WHAT THIS TASK INVOLVES: Given the records below, pull every line with the word "cards" into the answer.

DATASET ENTRIES:
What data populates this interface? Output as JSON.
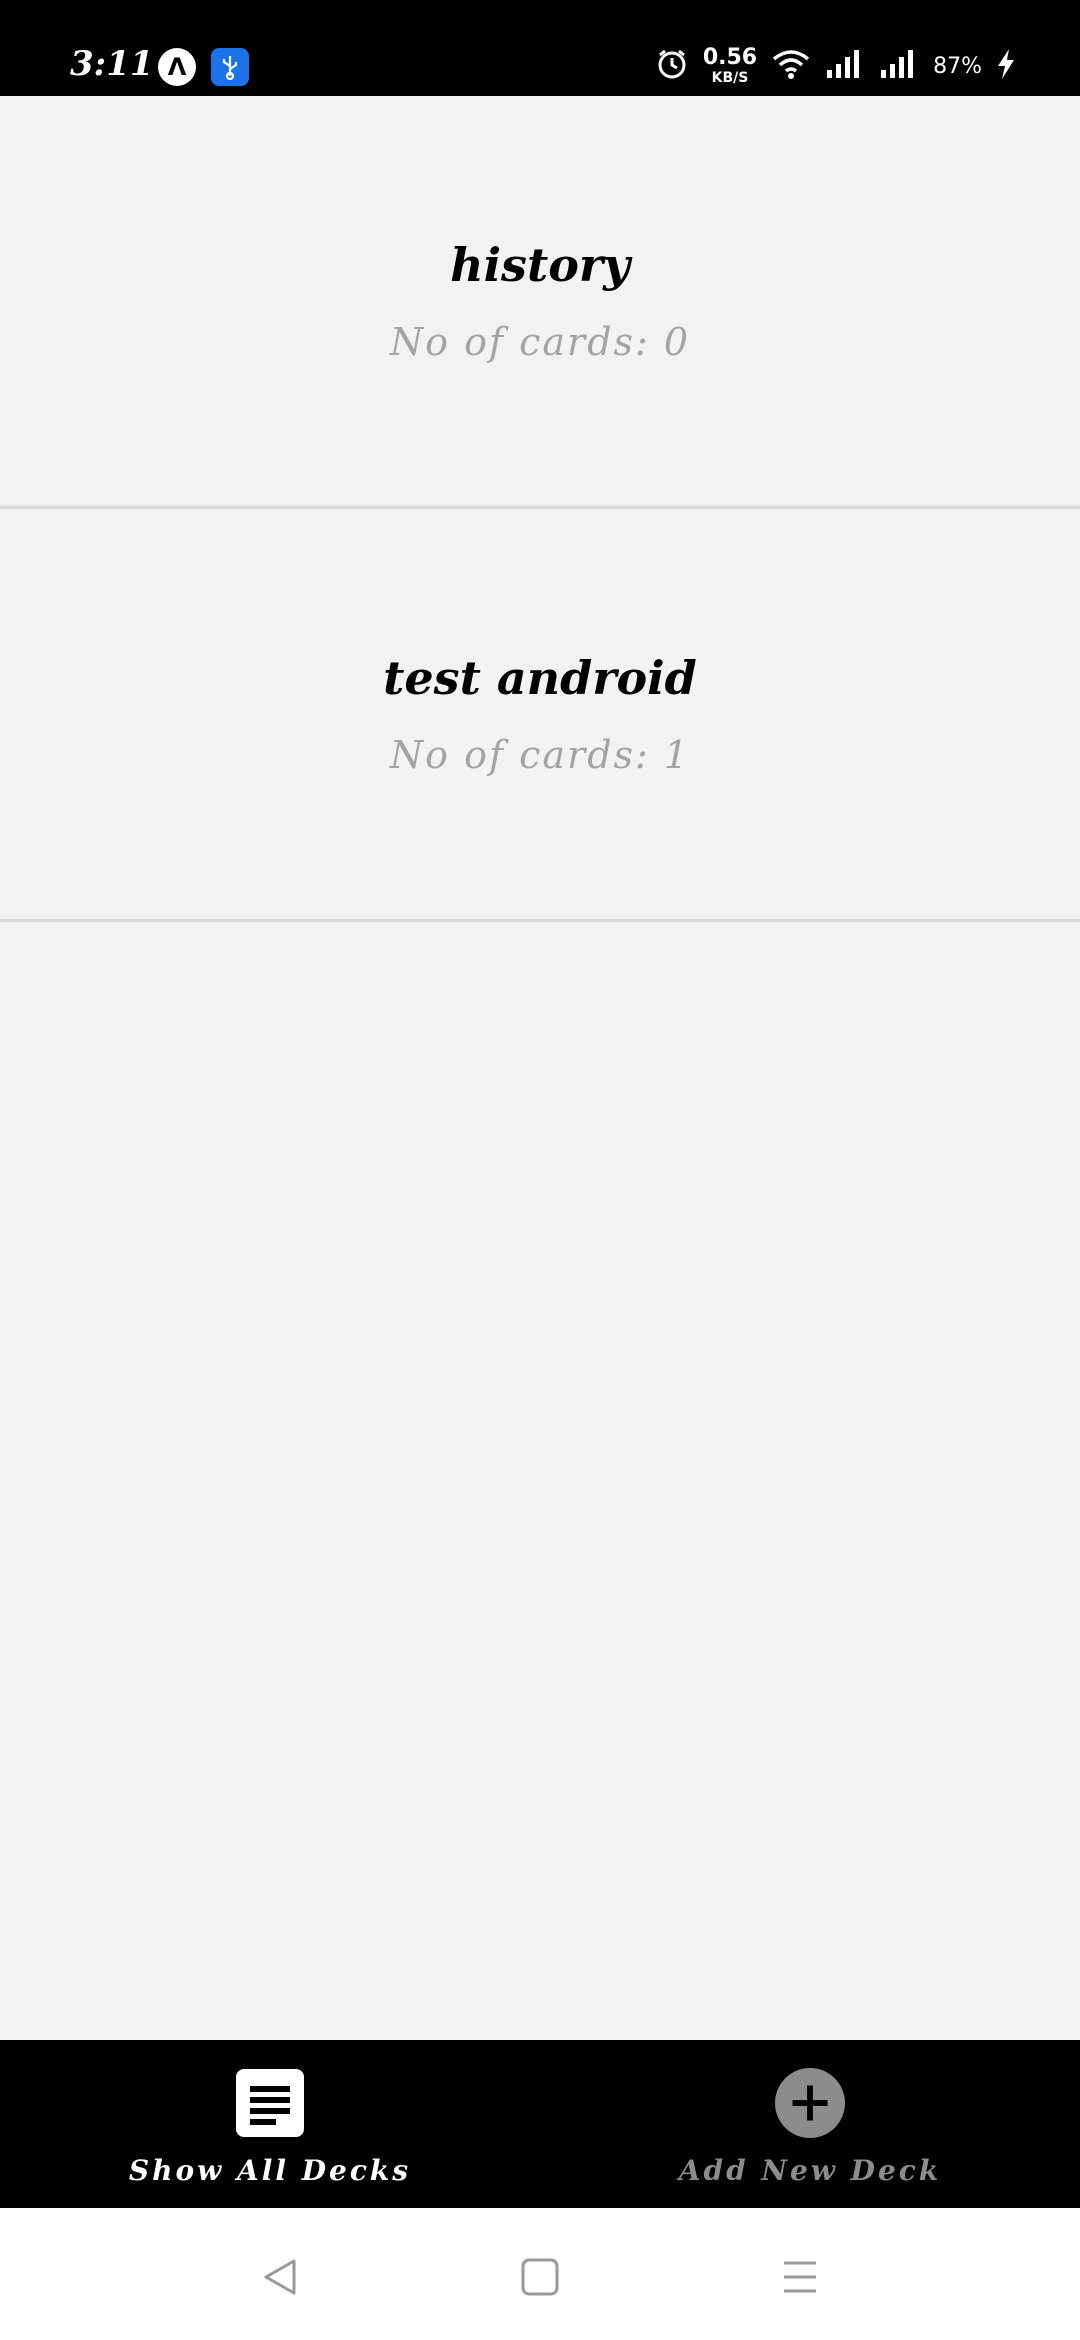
{
  "status_bar": {
    "time": "3:11",
    "network_speed_value": "0.56",
    "network_speed_unit": "KB/S",
    "battery": "87%"
  },
  "decks": [
    {
      "title": "history",
      "count_text": "No of cards: 0"
    },
    {
      "title": "test android",
      "count_text": "No of cards: 1"
    }
  ],
  "tabs": [
    {
      "label": "Show All Decks",
      "icon": "list-icon",
      "active": true
    },
    {
      "label": "Add New Deck",
      "icon": "add-circle-icon",
      "active": false
    }
  ],
  "colors": {
    "background": "#f2f2f2",
    "bars": "#000000",
    "subtle_text": "#a3a3a3",
    "inactive_tab": "#8c8c8c",
    "usb_badge": "#1a73e8"
  }
}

EXERCISE OUTPUT:
      "count_text": "No of cards: 0"
      "count_text": "No of cards: 1"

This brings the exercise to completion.